#### THE DATA

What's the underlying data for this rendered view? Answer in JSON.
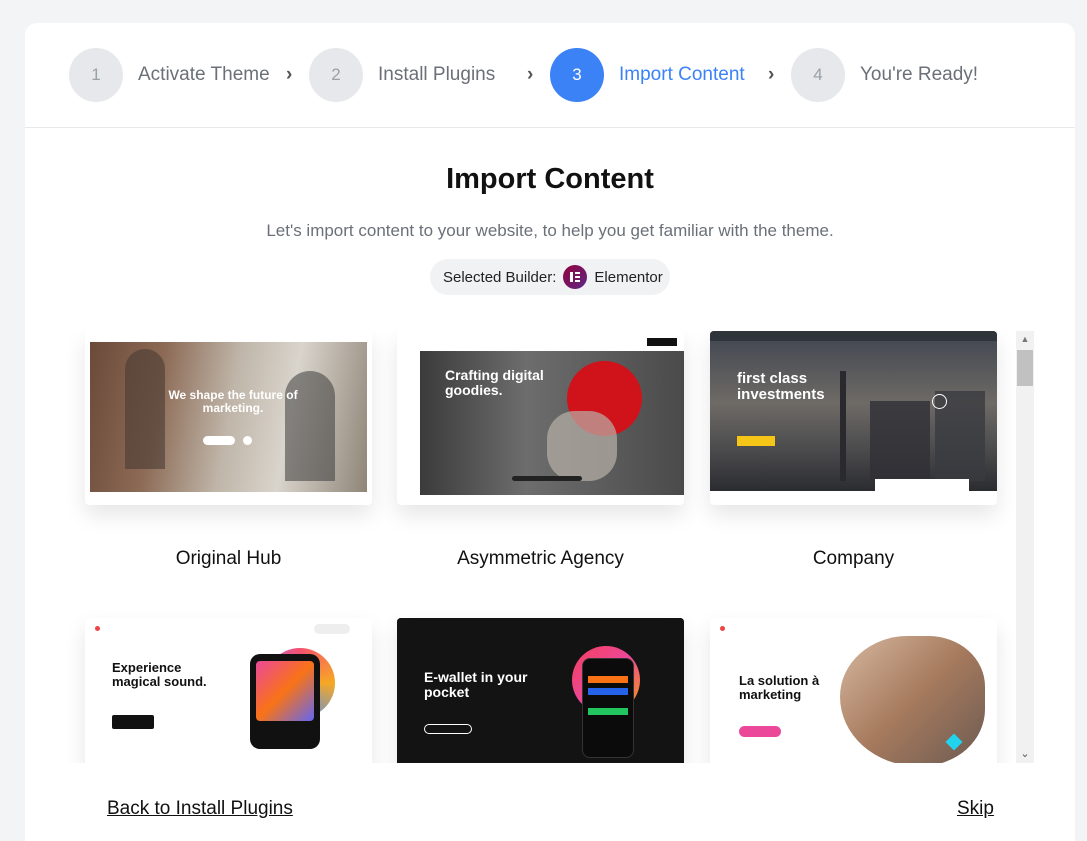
{
  "steps": [
    {
      "number": "1",
      "label": "Activate Theme"
    },
    {
      "number": "2",
      "label": "Install Plugins"
    },
    {
      "number": "3",
      "label": "Import Content"
    },
    {
      "number": "4",
      "label": "You're Ready!"
    }
  ],
  "active_step": 3,
  "page": {
    "title": "Import Content",
    "subtitle": "Let's import content to your website, to help you get familiar with the theme."
  },
  "builder": {
    "prefix": "Selected Builder:",
    "name": "Elementor",
    "icon": "elementor-icon"
  },
  "demos": [
    {
      "name": "Original Hub",
      "headline": "We shape the future of marketing."
    },
    {
      "name": "Asymmetric Agency",
      "headline": "Crafting digital goodies."
    },
    {
      "name": "Company",
      "headline": "first class investments"
    },
    {
      "name": "",
      "headline": "Experience magical sound."
    },
    {
      "name": "",
      "headline": "E-wallet in your pocket"
    },
    {
      "name": "",
      "headline": "La solution à marketing"
    }
  ],
  "footer": {
    "back_label": "Back to Install Plugins",
    "skip_label": "Skip"
  },
  "colors": {
    "accent": "#3b82f6",
    "inactive_circle": "#e7e8eb"
  }
}
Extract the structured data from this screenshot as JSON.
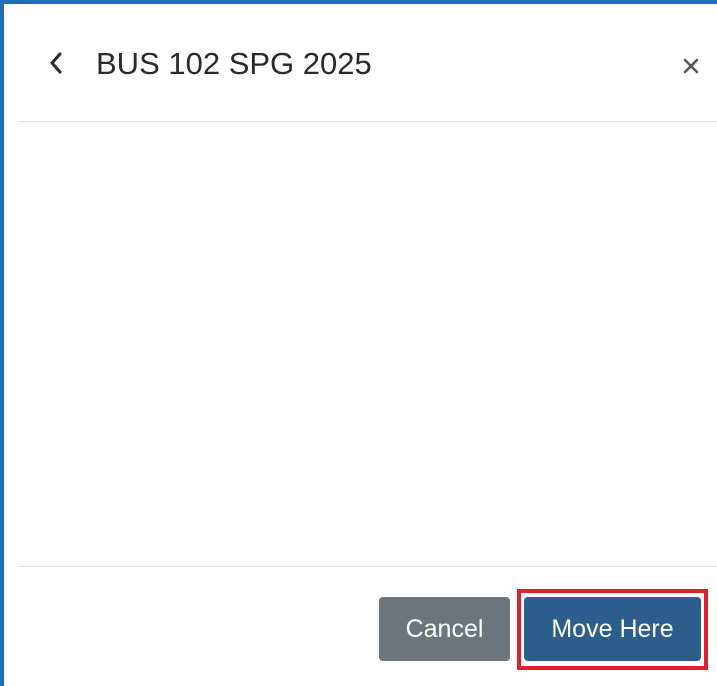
{
  "dialog": {
    "title": "BUS 102 SPG 2025",
    "back_icon": "chevron-left-icon",
    "close_icon": "close-icon"
  },
  "footer": {
    "cancel_label": "Cancel",
    "move_here_label": "Move Here"
  },
  "colors": {
    "frame_border": "#1f6fb8",
    "cancel_bg": "#6b757d",
    "move_here_bg": "#2c5e8c",
    "highlight": "#e41e2a"
  }
}
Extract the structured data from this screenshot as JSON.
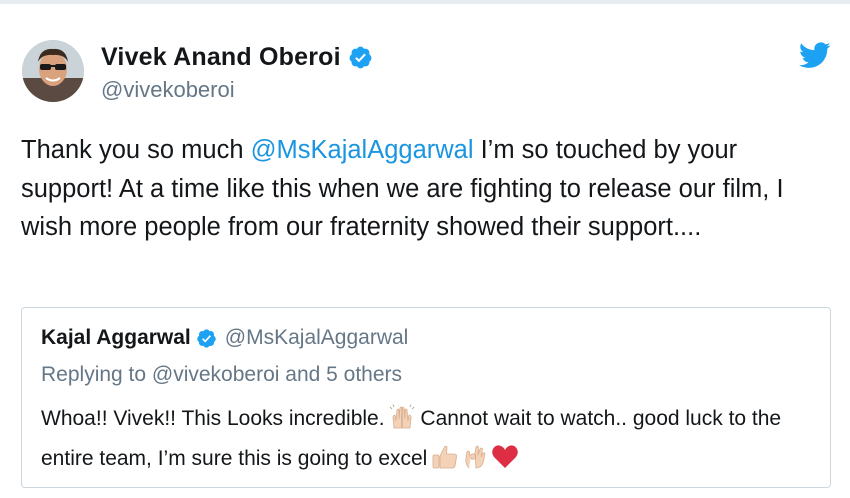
{
  "tweet": {
    "author_name": "Vivek Anand Oberoi",
    "author_handle": "@vivekoberoi",
    "text_before_mention": "Thank you so much ",
    "mention": "@MsKajalAggarwal",
    "text_after_mention": " I’m so touched by your support! At a time like this when we are fighting to release our film, I wish more people from our fraternity showed their support...."
  },
  "quoted_tweet": {
    "author_name": "Kajal Aggarwal",
    "author_handle": "@MsKajalAggarwal",
    "reply_context": "Replying to @vivekoberoi and 5 others",
    "text_part1": "Whoa!! Vivek!! This Looks incredible.",
    "text_part2": " Cannot wait to watch.. good luck to the entire team, I’m sure this is going to excel"
  },
  "icons": {
    "verified": "verified-badge-icon",
    "bird": "twitter-bird-icon",
    "raised_hands": "raising-hands-emoji",
    "thumbs_up": "thumbs-up-emoji",
    "ok_hand": "ok-hand-emoji",
    "heart": "red-heart-emoji"
  },
  "colors": {
    "brand_blue": "#1da1f2",
    "link_blue": "#1b95e0",
    "secondary_text": "#657786",
    "primary_text": "#14171a",
    "border": "#ccd6dd",
    "heart_red": "#dd2e44"
  }
}
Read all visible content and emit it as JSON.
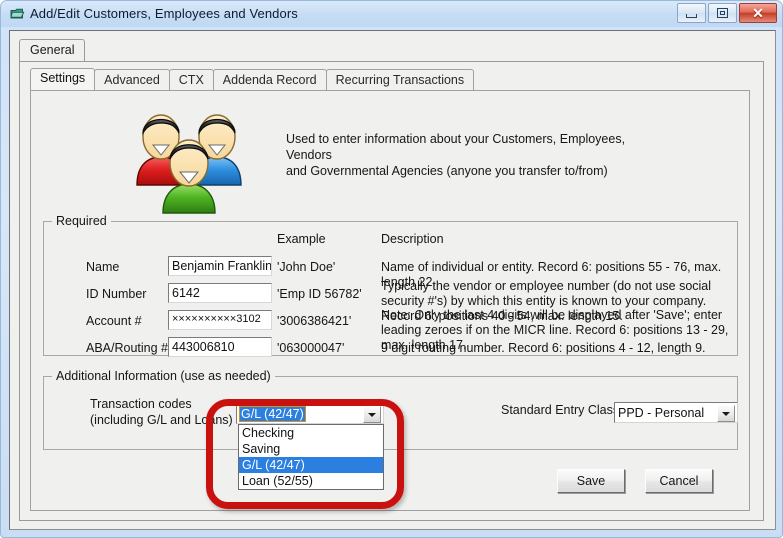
{
  "window": {
    "title": "Add/Edit Customers, Employees and Vendors",
    "icon": "window-folder-icon",
    "minimize_label": "",
    "maximize_label": "",
    "close_label": "✕"
  },
  "outer_tabs": [
    {
      "label": "General",
      "active": true
    }
  ],
  "inner_tabs": [
    {
      "label": "Settings",
      "active": true
    },
    {
      "label": "Advanced",
      "active": false
    },
    {
      "label": "CTX",
      "active": false
    },
    {
      "label": "Addenda Record",
      "active": false
    },
    {
      "label": "Recurring Transactions",
      "active": false
    }
  ],
  "intro": {
    "line1": "Used to enter information about your Customers, Employees, Vendors",
    "line2": "and Governmental Agencies (anyone you transfer to/from)"
  },
  "required": {
    "legend": "Required",
    "headers": {
      "example": "Example",
      "description": "Description"
    },
    "rows": [
      {
        "label": "Name",
        "value": "Benjamin Franklin",
        "example": "'John Doe'",
        "description": "Name of individual or entity. Record 6: positions 55 - 76, max. length 22."
      },
      {
        "label": "ID Number",
        "value": "6142",
        "example": "'Emp ID 56782'",
        "description": "Typically the vendor or employee number (do not use social security #'s) by which this entity is known to your company. Record 6: positions 40 - 54, max. length 15."
      },
      {
        "label": "Account #",
        "value": "××××××××××3102",
        "example": "'3006386421'",
        "description": "Note: Only the last 4 digits will be displayed after 'Save'; enter leading zeroes if on the MICR line. Record 6: positions 13 - 29, max. length 17."
      },
      {
        "label": "ABA/Routing #",
        "value": "443006810",
        "example": "'063000047'",
        "description": "9 digit routing number. Record 6: positions 4 - 12, length 9."
      }
    ]
  },
  "additional": {
    "legend": "Additional Information (use as needed)",
    "transaction_codes": {
      "label_line1": "Transaction codes",
      "label_line2": "(including G/L and Loans)",
      "value": "G/L (42/47)",
      "expanded": true,
      "options": [
        {
          "label": "Checking",
          "selected": false
        },
        {
          "label": "Saving",
          "selected": false
        },
        {
          "label": "G/L (42/47)",
          "selected": true
        },
        {
          "label": "Loan (52/55)",
          "selected": false
        }
      ]
    },
    "standard_entry_class": {
      "label": "Standard Entry Class",
      "value": "PPD - Personal"
    }
  },
  "actions": {
    "save": "Save",
    "cancel": "Cancel"
  },
  "colors": {
    "titlebar": "#c6dcf4",
    "close_button": "#c23f27",
    "selection_blue": "#2a7fe0",
    "annotation_red": "#c9110f",
    "panel_bg": "#f0f0ee"
  },
  "annotation": {
    "shape": "rounded-rectangle-highlight",
    "target": "transaction-codes-combo"
  }
}
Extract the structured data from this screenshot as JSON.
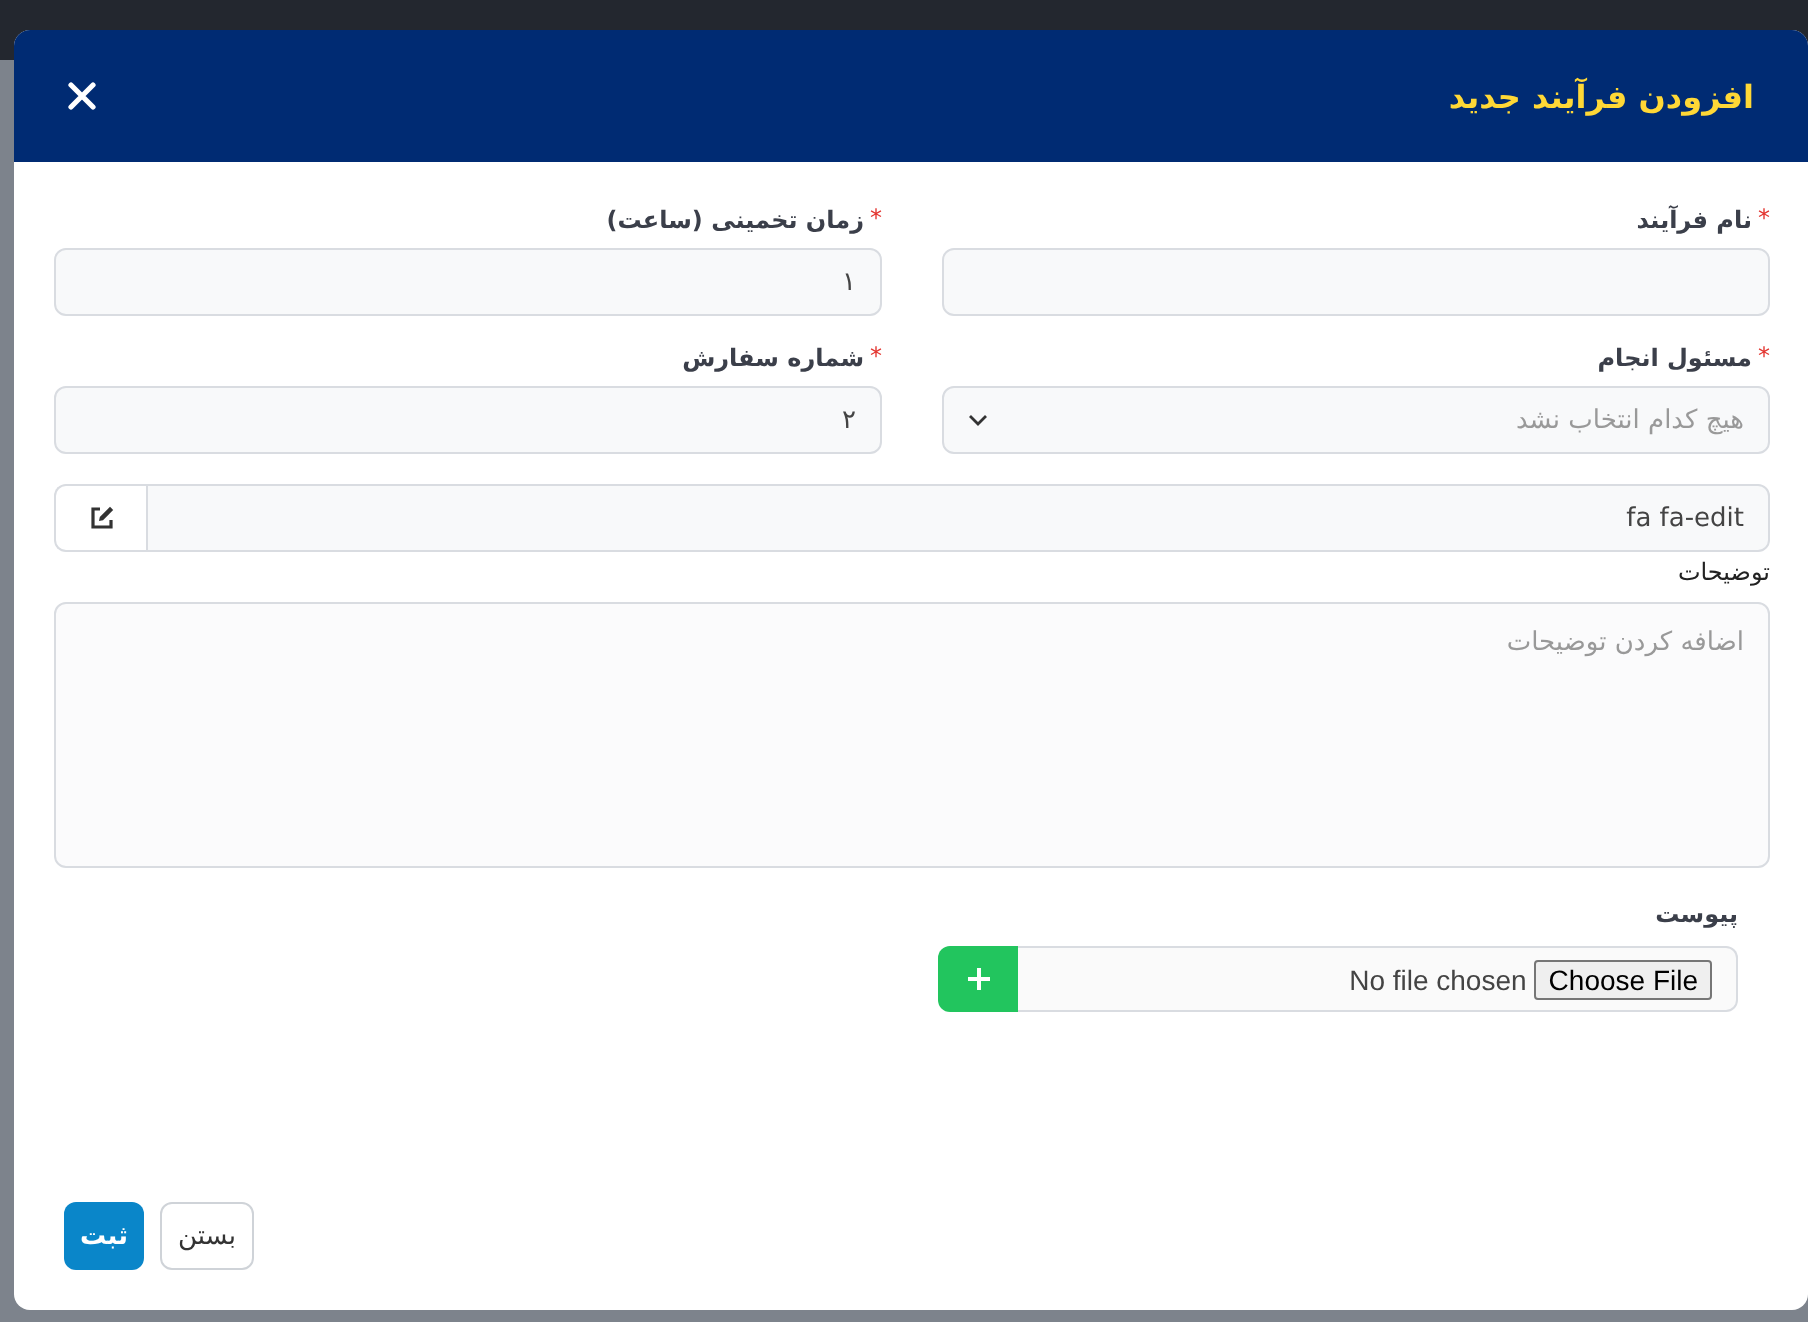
{
  "dialog": {
    "title": "افزودن فرآیند جدید"
  },
  "fields": [
    {
      "kind": "text",
      "label": "نام فرآیند",
      "required_mark": "*"
    },
    {
      "kind": "text",
      "label": "زمان تخمینی (ساعت)",
      "required_mark": "*",
      "value": "۱"
    },
    {
      "kind": "select",
      "label": "مسئول انجام",
      "required_mark": "*",
      "placeholder": "هیچ کدام انتخاب نشد"
    },
    {
      "kind": "text",
      "label": "شماره سفارش",
      "required_mark": "*",
      "value": "۲"
    }
  ],
  "icon_field": {
    "value": "fa fa-edit"
  },
  "description": {
    "label": "توضیحات",
    "placeholder": "اضافه کردن توضیحات"
  },
  "attachment": {
    "label": "پیوست",
    "button": "Choose File",
    "status": "No file chosen"
  },
  "buttons": [
    {
      "label": "بستن",
      "kind": "secondary"
    },
    {
      "label": "ثبت",
      "kind": "primary"
    }
  ]
}
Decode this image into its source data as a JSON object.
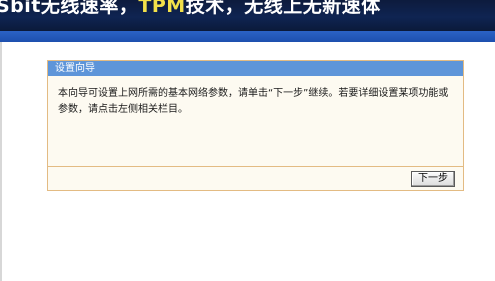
{
  "banner": {
    "text_part1": "Sbit无线速率，",
    "text_highlight": "TPM",
    "text_part2": "技术，无线上无新速体"
  },
  "wizard": {
    "title": "设置向导",
    "description": "本向导可设置上网所需的基本网络参数，请单击“下一步”继续。若要详细设置某项功能或参数，请点击左侧相关栏目。",
    "next_label": "下一步"
  },
  "colors": {
    "banner_bg": "#0f2452",
    "banner_strip": "#2b63c6",
    "panel_header": "#5e95d9",
    "panel_border": "#e3bb83",
    "panel_bg": "#fdfaf1"
  }
}
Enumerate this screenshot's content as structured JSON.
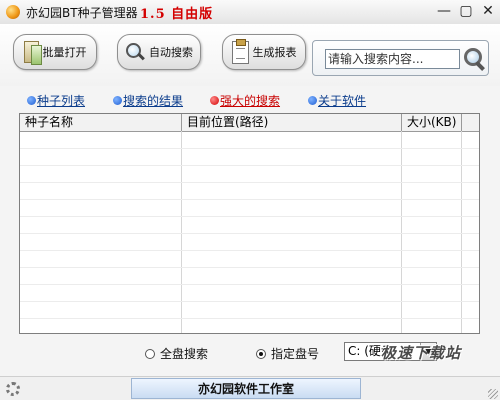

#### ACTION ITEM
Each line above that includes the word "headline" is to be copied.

#### TASK OUTPUT
      "headline": "We shape the future of marketing."
      "headline": "Crafting digital goodies."
      "headline": "first class investments"
      "headline": "Experience magical sound."
      "headline": "E-wallet in your pocket"
      "headline": "La solution à marketing"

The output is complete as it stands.